§ **WHAT TO PRODUCE**
Whenever a line of the entries below holds the string "referente", copy that line and return it.

Items from a dataset:
━━━━━━━━━━━━━━━━━━━━
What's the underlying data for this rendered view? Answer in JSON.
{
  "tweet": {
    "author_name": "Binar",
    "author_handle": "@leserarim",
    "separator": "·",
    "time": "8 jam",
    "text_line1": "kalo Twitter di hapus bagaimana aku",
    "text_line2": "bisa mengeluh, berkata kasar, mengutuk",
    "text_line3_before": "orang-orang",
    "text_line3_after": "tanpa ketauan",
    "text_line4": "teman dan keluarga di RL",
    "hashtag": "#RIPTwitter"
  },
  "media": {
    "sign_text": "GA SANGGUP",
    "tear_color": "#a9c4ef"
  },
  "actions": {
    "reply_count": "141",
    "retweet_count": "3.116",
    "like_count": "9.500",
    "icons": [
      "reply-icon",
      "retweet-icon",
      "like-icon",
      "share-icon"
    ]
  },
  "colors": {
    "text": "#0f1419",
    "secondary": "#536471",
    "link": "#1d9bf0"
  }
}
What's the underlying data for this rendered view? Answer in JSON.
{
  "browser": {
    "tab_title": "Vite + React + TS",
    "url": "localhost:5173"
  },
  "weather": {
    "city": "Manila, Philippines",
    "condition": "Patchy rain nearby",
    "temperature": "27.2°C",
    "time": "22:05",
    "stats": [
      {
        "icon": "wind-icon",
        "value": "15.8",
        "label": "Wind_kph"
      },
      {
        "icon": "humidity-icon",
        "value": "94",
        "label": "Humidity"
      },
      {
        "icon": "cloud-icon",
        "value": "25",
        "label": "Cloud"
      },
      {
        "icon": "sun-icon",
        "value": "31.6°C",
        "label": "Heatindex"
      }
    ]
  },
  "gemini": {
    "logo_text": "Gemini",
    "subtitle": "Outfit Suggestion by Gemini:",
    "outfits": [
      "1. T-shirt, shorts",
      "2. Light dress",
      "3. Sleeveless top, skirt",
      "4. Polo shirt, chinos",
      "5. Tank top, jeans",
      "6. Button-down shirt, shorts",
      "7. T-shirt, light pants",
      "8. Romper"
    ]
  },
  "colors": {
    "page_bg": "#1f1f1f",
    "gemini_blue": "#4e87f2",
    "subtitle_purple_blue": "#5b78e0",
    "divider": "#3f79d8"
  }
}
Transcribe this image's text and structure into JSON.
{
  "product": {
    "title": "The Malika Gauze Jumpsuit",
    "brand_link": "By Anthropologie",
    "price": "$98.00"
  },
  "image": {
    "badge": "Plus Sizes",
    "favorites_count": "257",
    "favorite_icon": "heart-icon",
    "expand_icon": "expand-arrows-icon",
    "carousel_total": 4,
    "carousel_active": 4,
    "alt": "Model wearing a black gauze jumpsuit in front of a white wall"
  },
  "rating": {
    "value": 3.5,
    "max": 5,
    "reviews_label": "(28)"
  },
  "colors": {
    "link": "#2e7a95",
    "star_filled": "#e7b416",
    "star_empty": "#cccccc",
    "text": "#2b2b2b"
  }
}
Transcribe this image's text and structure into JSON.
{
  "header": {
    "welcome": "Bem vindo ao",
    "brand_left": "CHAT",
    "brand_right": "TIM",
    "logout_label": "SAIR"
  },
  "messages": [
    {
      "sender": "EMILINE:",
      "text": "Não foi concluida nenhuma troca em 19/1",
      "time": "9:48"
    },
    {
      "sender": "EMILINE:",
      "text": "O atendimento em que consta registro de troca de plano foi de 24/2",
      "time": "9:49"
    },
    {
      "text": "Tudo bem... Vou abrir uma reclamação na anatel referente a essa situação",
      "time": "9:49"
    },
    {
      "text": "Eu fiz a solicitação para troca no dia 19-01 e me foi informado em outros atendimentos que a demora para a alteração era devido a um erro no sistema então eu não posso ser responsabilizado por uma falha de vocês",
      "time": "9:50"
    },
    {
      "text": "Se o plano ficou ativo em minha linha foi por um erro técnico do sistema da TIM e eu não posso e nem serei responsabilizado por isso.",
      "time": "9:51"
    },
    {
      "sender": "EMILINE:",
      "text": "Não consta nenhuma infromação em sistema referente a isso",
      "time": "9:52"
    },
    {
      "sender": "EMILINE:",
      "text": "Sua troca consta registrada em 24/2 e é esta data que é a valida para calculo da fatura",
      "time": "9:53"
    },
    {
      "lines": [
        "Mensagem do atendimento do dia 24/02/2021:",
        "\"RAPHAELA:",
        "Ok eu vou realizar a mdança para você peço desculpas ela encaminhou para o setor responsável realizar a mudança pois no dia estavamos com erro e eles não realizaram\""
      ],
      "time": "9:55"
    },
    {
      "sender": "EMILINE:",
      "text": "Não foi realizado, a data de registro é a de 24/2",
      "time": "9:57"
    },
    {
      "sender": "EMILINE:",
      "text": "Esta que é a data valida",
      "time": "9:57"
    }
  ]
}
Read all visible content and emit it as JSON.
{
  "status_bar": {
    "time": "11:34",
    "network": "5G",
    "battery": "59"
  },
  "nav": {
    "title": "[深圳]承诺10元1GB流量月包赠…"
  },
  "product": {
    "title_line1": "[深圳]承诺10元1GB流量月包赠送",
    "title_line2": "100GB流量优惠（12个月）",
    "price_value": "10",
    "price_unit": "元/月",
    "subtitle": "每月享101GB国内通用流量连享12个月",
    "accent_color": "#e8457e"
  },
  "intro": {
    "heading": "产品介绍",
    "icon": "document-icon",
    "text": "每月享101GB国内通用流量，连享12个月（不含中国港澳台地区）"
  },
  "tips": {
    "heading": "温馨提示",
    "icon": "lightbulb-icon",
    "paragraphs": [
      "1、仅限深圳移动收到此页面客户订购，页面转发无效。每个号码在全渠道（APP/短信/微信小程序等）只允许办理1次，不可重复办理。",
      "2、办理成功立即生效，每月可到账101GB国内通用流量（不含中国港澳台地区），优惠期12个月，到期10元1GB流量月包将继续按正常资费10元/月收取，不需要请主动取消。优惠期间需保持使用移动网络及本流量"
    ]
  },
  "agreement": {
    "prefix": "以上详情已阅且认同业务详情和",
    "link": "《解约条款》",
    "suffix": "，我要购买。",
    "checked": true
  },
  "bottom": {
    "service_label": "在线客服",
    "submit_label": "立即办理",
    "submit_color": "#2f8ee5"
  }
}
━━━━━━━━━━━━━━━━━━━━
§ **RESPONSE**
      "text": "Tudo bem... Vou abrir uma reclamação na anatel referente a essa situação",
      "text": "Não consta nenhuma infromação em sistema referente a isso",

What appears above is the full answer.